TASK INSTRUCTIONS: As you look over the data below, please find each line where the word "name" appears, then copy it.

STORED DATA Start Marker

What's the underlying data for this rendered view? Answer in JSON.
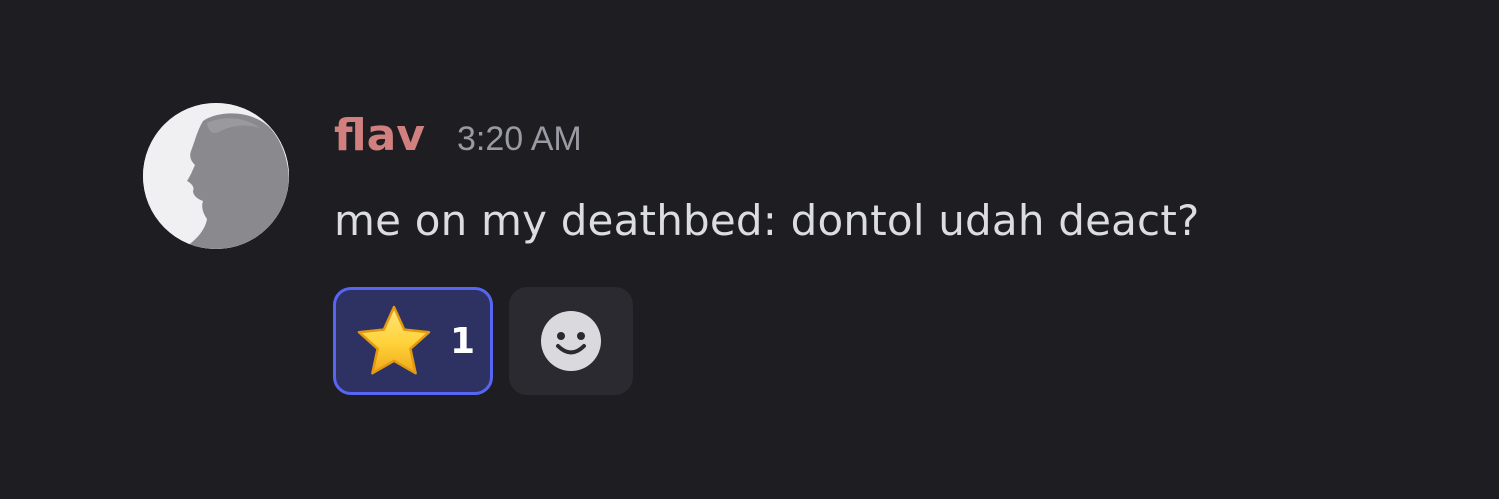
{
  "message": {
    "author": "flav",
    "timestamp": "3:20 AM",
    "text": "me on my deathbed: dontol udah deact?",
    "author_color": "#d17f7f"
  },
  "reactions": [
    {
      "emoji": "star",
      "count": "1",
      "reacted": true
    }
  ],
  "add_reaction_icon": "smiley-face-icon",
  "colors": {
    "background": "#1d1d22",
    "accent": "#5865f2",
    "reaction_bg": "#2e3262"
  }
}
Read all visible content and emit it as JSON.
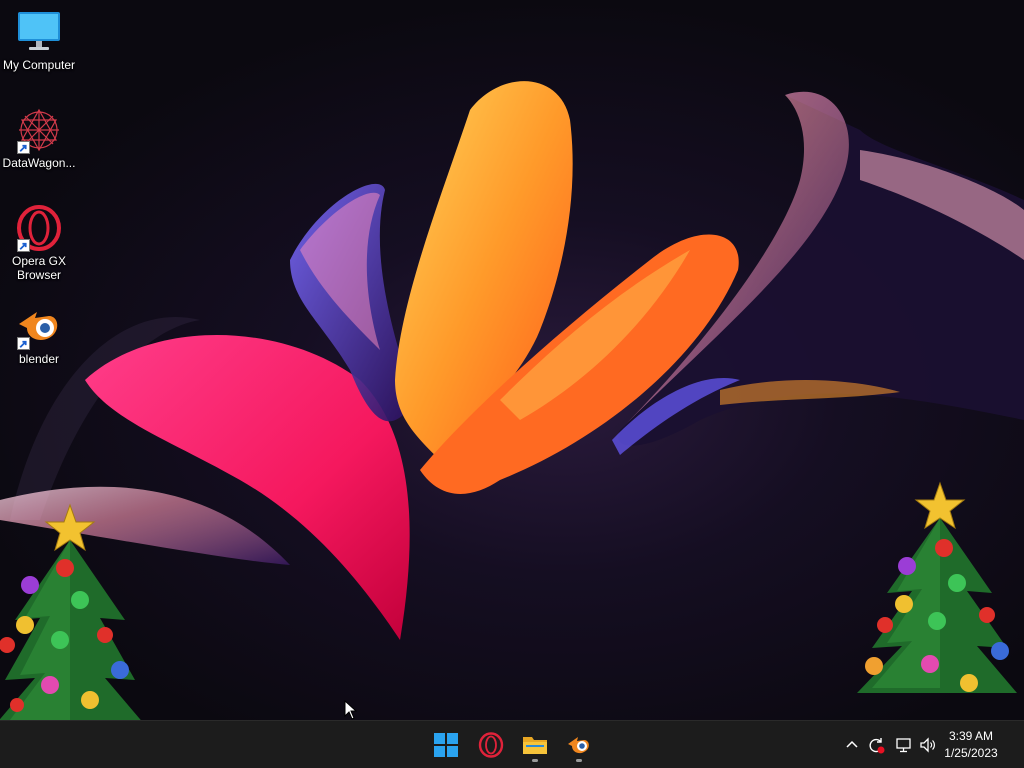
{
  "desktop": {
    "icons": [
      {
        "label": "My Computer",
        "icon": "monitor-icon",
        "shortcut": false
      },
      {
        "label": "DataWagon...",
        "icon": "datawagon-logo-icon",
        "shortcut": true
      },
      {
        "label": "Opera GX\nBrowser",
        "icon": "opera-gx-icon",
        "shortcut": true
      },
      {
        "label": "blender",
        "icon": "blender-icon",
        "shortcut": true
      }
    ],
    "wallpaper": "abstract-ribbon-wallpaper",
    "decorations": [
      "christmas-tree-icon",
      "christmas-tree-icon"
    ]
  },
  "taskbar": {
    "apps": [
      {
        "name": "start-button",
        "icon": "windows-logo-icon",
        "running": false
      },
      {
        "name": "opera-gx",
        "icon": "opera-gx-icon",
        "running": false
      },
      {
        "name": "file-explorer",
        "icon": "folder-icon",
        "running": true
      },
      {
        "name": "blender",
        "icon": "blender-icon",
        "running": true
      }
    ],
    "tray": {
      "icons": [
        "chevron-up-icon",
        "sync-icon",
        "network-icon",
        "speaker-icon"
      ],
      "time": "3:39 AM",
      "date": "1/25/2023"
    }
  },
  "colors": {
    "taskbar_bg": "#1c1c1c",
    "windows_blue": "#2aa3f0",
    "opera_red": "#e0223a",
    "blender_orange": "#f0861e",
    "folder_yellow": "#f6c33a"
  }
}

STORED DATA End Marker

RESULT:
        "name": "start-button",
        "name": "opera-gx",
        "name": "file-explorer",
        "name": "blender",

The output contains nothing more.